I really needed a major hug today. This post is probably going to much more information than I ever thought I would share. But, I really need to get it out.
I may delete the entire thing....who knows.
I do want to ask that no one comments on this post....I know I am a good mother and I know things will work out....
Let's see, where to start (again - this will be long and will probably jump around ALOT)
Colin is born on Nov 1st. The cut-off for school in our state (at the time) was December 31. But, if I lived in the next state over, then Colin would miss the cut-off for school by 2 hours. Yup, I said 2 hours. In most parts of the next state, the cut-off to start school ins Oct 31. Well, Colin was born at 2 in the morning - so missing the cut-off by 2 hours.
OK - let's back up a little. Colin did not start speaking until he was 3 years old. Back then there really was not EI. And I really did not think about it too much. He is a late speaker - big deal. He got by just fine. I knew he understood me.
He was in Kindergarten at 4 years 10 months. Well, it was brought to my attention that the school does not use phonics to teach the kids to read. They use a program called "whole word". Well, it was apparent that Colin did not do too well with whole word. And because this was the way he was taught, he really did not know phonics either.
I noticed that by the end of kindergarten, he was not reading yet. It seemed that based on the items hanging in the classroom that the other kids were reading and writing at a much higher level.
Colin has ALWAYS been a super sweet boy. So, I think his teachers let him get away with certain things because he is a really sweet little boy.
When Colin did start reading, he would always substitute words. It is hard to explain, he would get the idea of the sentence and then just use a word that started the same. It was like he was trying to figure out from memory what the whole word was. As an example (off the top of my head), would be a sentence like: "On Sunday, my father and I went to the park" He would read out loud and say, "On Sunday, my father and I went to a picnic" Yes, in this case, the sentence made sense - even though it is not the correct words. But this was not always the case.
I also noticed that he had really bad handwriting - I mean REALLY bad. When you actually paid attention, you noticed that he wrote the letter completely in the wrong order. Instead of starting letters and numbers at the top, he would start from the bottom, or the side and basically "re-create" the letter.
I brought this to the attention of the teacher, and she said it would be something that would self correct itself.

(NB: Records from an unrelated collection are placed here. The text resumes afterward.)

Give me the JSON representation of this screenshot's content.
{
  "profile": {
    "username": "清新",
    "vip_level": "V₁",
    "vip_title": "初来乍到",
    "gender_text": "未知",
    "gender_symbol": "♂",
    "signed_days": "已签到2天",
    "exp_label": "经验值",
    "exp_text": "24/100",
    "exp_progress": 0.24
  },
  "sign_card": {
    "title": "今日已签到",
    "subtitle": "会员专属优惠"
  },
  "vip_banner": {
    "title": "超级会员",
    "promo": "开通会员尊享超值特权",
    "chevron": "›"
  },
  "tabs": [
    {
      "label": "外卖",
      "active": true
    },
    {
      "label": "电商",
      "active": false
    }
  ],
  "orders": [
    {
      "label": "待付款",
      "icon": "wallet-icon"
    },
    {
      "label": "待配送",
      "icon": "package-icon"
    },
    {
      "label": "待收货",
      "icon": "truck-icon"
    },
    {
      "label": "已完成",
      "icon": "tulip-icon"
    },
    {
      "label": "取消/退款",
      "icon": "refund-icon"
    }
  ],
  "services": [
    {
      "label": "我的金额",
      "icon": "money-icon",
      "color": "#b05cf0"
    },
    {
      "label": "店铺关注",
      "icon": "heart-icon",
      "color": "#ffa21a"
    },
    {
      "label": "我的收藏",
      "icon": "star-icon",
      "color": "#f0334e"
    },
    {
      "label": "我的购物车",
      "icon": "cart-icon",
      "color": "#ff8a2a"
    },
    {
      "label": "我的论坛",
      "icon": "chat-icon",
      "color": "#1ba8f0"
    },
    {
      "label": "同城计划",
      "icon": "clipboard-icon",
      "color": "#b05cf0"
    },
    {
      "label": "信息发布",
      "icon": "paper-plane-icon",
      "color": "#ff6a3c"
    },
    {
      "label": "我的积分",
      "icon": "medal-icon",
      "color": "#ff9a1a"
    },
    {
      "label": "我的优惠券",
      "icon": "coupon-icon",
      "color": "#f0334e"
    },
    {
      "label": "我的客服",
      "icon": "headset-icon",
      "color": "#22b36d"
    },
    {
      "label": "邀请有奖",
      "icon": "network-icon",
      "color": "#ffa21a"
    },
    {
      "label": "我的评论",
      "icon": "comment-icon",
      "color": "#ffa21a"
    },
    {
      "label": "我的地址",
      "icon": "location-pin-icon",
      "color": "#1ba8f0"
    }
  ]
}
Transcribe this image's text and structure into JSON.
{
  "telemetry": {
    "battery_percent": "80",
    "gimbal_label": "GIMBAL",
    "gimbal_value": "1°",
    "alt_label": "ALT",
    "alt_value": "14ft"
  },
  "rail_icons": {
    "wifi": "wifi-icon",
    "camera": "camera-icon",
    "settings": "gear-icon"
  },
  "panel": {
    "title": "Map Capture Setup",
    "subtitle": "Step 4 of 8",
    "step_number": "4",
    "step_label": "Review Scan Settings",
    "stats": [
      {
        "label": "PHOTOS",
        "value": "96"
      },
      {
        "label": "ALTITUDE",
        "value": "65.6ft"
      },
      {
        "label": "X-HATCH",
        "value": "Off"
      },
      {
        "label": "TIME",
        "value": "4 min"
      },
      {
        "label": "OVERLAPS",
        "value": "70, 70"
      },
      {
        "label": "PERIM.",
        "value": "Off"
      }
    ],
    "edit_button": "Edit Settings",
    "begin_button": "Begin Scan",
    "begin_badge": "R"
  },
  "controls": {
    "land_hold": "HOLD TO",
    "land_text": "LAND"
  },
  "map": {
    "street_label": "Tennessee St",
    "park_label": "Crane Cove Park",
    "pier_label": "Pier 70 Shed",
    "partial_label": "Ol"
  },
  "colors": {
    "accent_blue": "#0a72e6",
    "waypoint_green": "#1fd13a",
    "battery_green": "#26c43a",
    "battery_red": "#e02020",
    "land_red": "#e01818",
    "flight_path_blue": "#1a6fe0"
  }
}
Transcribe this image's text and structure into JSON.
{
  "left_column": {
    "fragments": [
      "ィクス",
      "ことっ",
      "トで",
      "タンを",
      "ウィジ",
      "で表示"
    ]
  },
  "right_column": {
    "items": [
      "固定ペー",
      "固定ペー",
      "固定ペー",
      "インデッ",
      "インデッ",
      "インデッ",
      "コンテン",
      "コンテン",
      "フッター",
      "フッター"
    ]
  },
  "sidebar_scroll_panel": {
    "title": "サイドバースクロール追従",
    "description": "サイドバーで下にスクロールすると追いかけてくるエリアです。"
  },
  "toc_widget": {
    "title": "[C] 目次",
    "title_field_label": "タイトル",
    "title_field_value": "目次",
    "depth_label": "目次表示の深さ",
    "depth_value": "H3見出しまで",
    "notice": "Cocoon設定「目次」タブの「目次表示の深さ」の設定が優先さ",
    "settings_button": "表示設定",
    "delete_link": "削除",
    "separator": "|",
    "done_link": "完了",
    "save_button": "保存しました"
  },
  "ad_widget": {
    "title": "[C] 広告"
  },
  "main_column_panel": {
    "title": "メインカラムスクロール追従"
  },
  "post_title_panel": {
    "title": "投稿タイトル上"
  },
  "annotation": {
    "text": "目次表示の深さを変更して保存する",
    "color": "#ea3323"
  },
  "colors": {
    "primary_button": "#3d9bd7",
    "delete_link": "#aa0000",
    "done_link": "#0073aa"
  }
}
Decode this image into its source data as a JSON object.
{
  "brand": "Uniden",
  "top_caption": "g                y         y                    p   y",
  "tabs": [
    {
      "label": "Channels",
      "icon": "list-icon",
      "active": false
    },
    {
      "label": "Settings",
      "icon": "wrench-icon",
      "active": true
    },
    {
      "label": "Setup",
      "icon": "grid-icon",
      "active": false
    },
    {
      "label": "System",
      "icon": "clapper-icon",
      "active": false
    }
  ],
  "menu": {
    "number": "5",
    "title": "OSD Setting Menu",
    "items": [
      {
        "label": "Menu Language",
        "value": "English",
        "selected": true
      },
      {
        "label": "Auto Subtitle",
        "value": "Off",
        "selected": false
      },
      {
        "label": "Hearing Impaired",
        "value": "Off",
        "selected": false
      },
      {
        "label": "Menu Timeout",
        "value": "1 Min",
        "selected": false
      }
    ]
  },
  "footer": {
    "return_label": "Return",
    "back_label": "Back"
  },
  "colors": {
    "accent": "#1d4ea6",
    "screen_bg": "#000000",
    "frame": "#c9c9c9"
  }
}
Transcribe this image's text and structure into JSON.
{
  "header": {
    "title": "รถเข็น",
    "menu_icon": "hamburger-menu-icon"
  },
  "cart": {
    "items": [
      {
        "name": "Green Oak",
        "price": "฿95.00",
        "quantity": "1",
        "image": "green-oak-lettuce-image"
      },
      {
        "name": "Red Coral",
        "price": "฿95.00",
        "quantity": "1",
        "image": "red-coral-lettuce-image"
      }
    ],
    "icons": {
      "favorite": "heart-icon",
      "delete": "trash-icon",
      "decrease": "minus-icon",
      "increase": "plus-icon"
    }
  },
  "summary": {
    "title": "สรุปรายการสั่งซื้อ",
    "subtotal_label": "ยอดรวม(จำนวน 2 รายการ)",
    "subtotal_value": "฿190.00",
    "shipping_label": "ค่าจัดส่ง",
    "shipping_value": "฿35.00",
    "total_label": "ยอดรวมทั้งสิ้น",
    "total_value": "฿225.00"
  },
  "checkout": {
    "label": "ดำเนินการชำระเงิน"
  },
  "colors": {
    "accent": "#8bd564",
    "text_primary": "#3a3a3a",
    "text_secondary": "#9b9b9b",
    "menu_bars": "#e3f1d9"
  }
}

By third grade, it was really apparent that there was something that was totally off balance. It seemed like it took him the whole year just to catch up to everyone else. And he was constantly playing the "catch - up" game.
So, I wanted him evaluated by the school. I thought for sure there was a reason for all this. Now, keep in mind that again, he was always a sweet sweet boy.
We started with the evaluation with the school. They test for everything. IQ, ADD, Dyslexia, etc.
Well, at this time of the testing, his IQ measured at 145! Which is considered exceptional. In every area that tests for specific things, he measured in the 90-99 percent.
Well, that is witht the exception of one.
The test that measures dyslexia - well, he scored a 32. Yup, that is a 32 out of 100. I thought, "finally, we have an answer" Not exactly.
A score of 32 is still in the "normal" range. What??? I see you are confussed. As was I. You see, the test is on a bell curve. Which means that a score of 25-75 is considered "average".
A score of 32 would mean no services provided by the school system. A score of 32 means that since his IQ was so high that he was able to "trick" the results. A score of 32 means nothing.
This ends this post - I will add more later.
I am sorry this was so long